Loading

Maori woman, Rotorua, New Zealand

Arthur James Iles, James Iles1900 - 1920

Museums Victoria

Museums Victoria
Carlton, Australia

This photograph depicts an unidentified Maori woman of unknown tribal affiliation. It was taken by the New Zealand photographer Arthur James Iles in Rotorua in the early 20th century. It is one of a series of twenty studio portraits of Maori taken by Iles in Museum Victoria's collections. A professional photographer active during the late 19th and early 20th centuries, Iles photographed a range of subjects including people, landscapes, historical and tourist sites as well as indigenous flora and fauna. Iles's specialisation was portraiture, particularly of the Maori population. Maori life had been a common subject among photographers since the mid 19th century. Popular with the non-indigenous population, several categories of Maori pictures dominated the market. These included nostalgic depictions of 'beauties' and 'noble warriors' and the re-enactment of pre-contact life. The emergence of postcards around the beginning of the 20th century resulted in a resurgence in the production of photographs of Maori. A business man, Iles recognised this renewed interest in Maori culture. He drew on established subjects, photographing senior men and young women. Iles's efforts to attract Maori to his studios were aided by two factors. Firstly his association with Captain Gilbert Mair, a highly regarded captain of Maori troops loyal to the colonial government, facilitated visits by Maori community. Secondly, his marriage to Rebecca Elsie Utuatonga, a Maori woman, is likely to have assisted him to encourage young women to be photographed. In this photograph the woman's face is adorned with a moko ngutu [female lip tattoo] and moko kauae [female chin tattoo]. The moko appear to have been enhanced by the photographer for aesthetic emphasis, a common practice in studio portraiture of this type. Moko often referenced whakapapa [genealogical lines] and acknowledged the status and rank of a person. They were also a form of personal adornment. The woman is wearing a kahu kiwi [kiwi feather cloak]. Kahu huruhuru [feather cloaks] became popular in the latter half of the nineteenth century. Of these, the kahu kiwi were the most highly regarded. Feathers decorate the woman's hair. The white feathers are possibly kotuku (white heron or Ardea alba modesta). The black and white feather is the distinctive tail feather of the now extinct huia (Heteralocha acutirostris). Traditionally such head ornamentation was reserved for people of high rank. In order to meet the expectations of the non-indigenous market, however, photographers endeavoured to accentuate the cultural differences of their subjects. Thus, sitters were often dressed in all of their cultural ornamentation.

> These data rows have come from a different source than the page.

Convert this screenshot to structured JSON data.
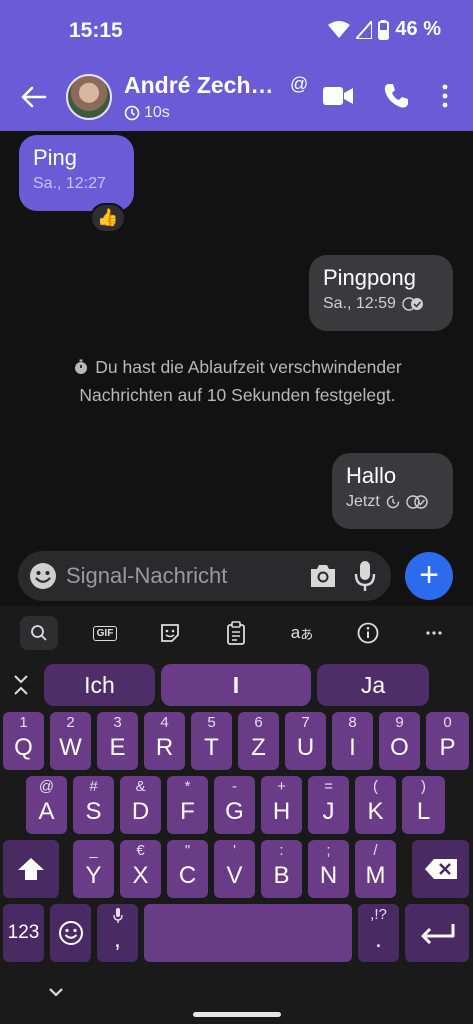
{
  "status_bar": {
    "time": "15:15",
    "battery": "46 %"
  },
  "app_bar": {
    "contact_name": "André Zech…",
    "disappearing_timer": "10s"
  },
  "messages": [
    {
      "text": "Ping",
      "time": "Sa., 12:27",
      "reaction": "👍"
    },
    {
      "text": "Pingpong",
      "time": "Sa., 12:59"
    },
    {
      "text": "Hallo",
      "time": "Jetzt"
    }
  ],
  "system_message": "Du hast die Ablaufzeit verschwindender Nachrichten auf 10 Sekunden festgelegt.",
  "composer": {
    "placeholder": "Signal-Nachricht",
    "send_label": "+"
  },
  "keyboard": {
    "tools": {
      "gif": "GIF"
    },
    "suggestions": [
      "Ich",
      "I",
      "Ja"
    ],
    "row1": [
      {
        "main": "Q",
        "hint": "1"
      },
      {
        "main": "W",
        "hint": "2"
      },
      {
        "main": "E",
        "hint": "3"
      },
      {
        "main": "R",
        "hint": "4"
      },
      {
        "main": "T",
        "hint": "5"
      },
      {
        "main": "Z",
        "hint": "6"
      },
      {
        "main": "U",
        "hint": "7"
      },
      {
        "main": "I",
        "hint": "8"
      },
      {
        "main": "O",
        "hint": "9"
      },
      {
        "main": "P",
        "hint": "0"
      }
    ],
    "row2": [
      {
        "main": "A",
        "hint": "@"
      },
      {
        "main": "S",
        "hint": "#"
      },
      {
        "main": "D",
        "hint": "&"
      },
      {
        "main": "F",
        "hint": "*"
      },
      {
        "main": "G",
        "hint": "-"
      },
      {
        "main": "H",
        "hint": "+"
      },
      {
        "main": "J",
        "hint": "="
      },
      {
        "main": "K",
        "hint": "("
      },
      {
        "main": "L",
        "hint": ")"
      }
    ],
    "row3": [
      {
        "main": "Y",
        "hint": "_"
      },
      {
        "main": "X",
        "hint": "€"
      },
      {
        "main": "C",
        "hint": "\""
      },
      {
        "main": "V",
        "hint": "'"
      },
      {
        "main": "B",
        "hint": ":"
      },
      {
        "main": "N",
        "hint": ";"
      },
      {
        "main": "M",
        "hint": "/"
      }
    ],
    "numbers_key": "123",
    "comma_key": ",",
    "period_key": ".",
    "period_hint": ",!?"
  },
  "colors": {
    "header": "#6b5bd6",
    "key": "#6a3b87",
    "send": "#2c6bed"
  }
}
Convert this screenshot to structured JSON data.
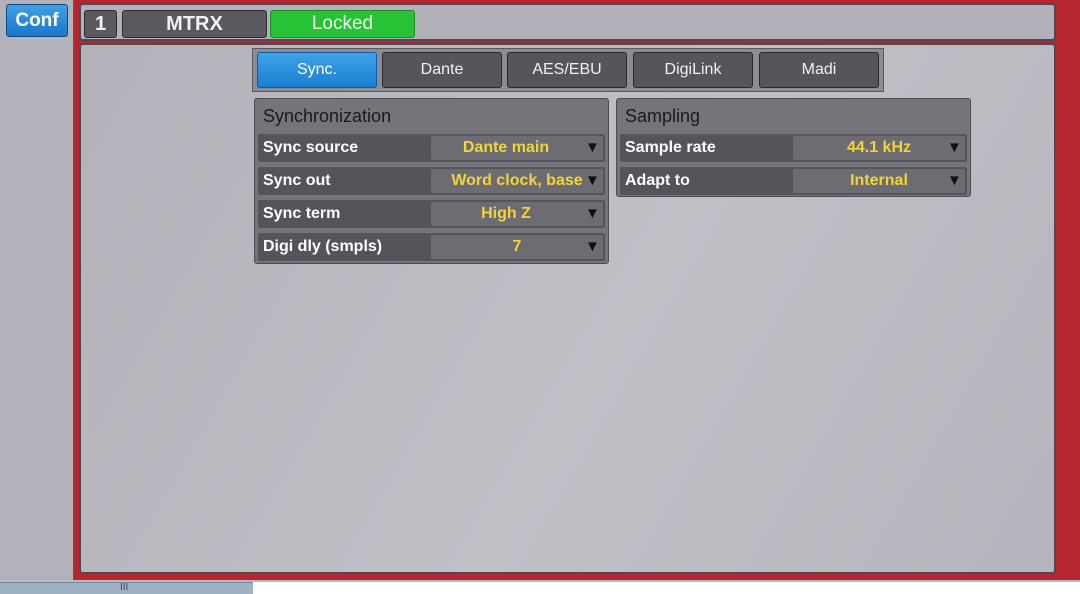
{
  "sidebar": {
    "conf_label": "Conf"
  },
  "header": {
    "number": "1",
    "name": "MTRX",
    "status": "Locked"
  },
  "tabs": [
    {
      "label": "Sync.",
      "active": true
    },
    {
      "label": "Dante",
      "active": false
    },
    {
      "label": "AES/EBU",
      "active": false
    },
    {
      "label": "DigiLink",
      "active": false
    },
    {
      "label": "Madi",
      "active": false
    }
  ],
  "synchronization": {
    "title": "Synchronization",
    "rows": [
      {
        "label": "Sync source",
        "value": "Dante main"
      },
      {
        "label": "Sync out",
        "value": "Word clock, base"
      },
      {
        "label": "Sync term",
        "value": "High Z"
      },
      {
        "label": "Digi dly (smpls)",
        "value": "7"
      }
    ]
  },
  "sampling": {
    "title": "Sampling",
    "rows": [
      {
        "label": "Sample rate",
        "value": "44.1 kHz"
      },
      {
        "label": "Adapt to",
        "value": "Internal"
      }
    ]
  },
  "dropdown_icon": "triangle-down-icon",
  "bottom_mark": "III",
  "colors": {
    "accent_blue": "#1a7fd0",
    "locked_green": "#27c236",
    "frame_red": "#b5262e",
    "value_yellow": "#f2d43a"
  }
}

Details

  • Title: Maori woman, Rotorua, New Zealand
  • Date Created: 1900 - 1920
  • Physical Dimensions: w137 x h198 mm
  • Type: Photograph
  • Rights: Copyright expired. Source: Museum Victoria. Indigenous or Cultural Rights Apply, Copyright expired: Source: Museum Victoria / Photographer: Arthur James Iles. Indigenous or Cultural Rights apply
  • External Link: Museum Victoria Collections
  • Medium: Albumen print
  • Photographer: Arthur James Iles
  • Artist Information: Arthur James Iles was a professional photographer. Active during the late 19th and early 20th centuries in New Zealand, Iles photographed a range of subjects including people, landscapes, historical and tourist sites as well as indigenous flora and fauna. His specialisation was portraiture, particularly of the Maori population. Iles was born in Oamaru in New Zealand’s South Island in 1870. Iles was the son of photographer James and hairdresser Louisa Iles. This early association with photography no doubt influenced him to establish his own studio in Lawrence, Central Otago in 1891 at just 21 years of age. Throughout his career he relocated several times working in Thames, Auckland and Rotorua as well as in Sydney, Australia at the Falk Studios. He married Maori woman, Rebecca Elsie Utuatonga on 27 August 1895 with whom he had five children. They divorced in 1932 and Iles married Ada Hunt. Iles died on 9 April 1943.

Get the app

Explore museums and play with Art Transfer, Pocket Galleries, Art Selfie, and more

Recommended

Google apps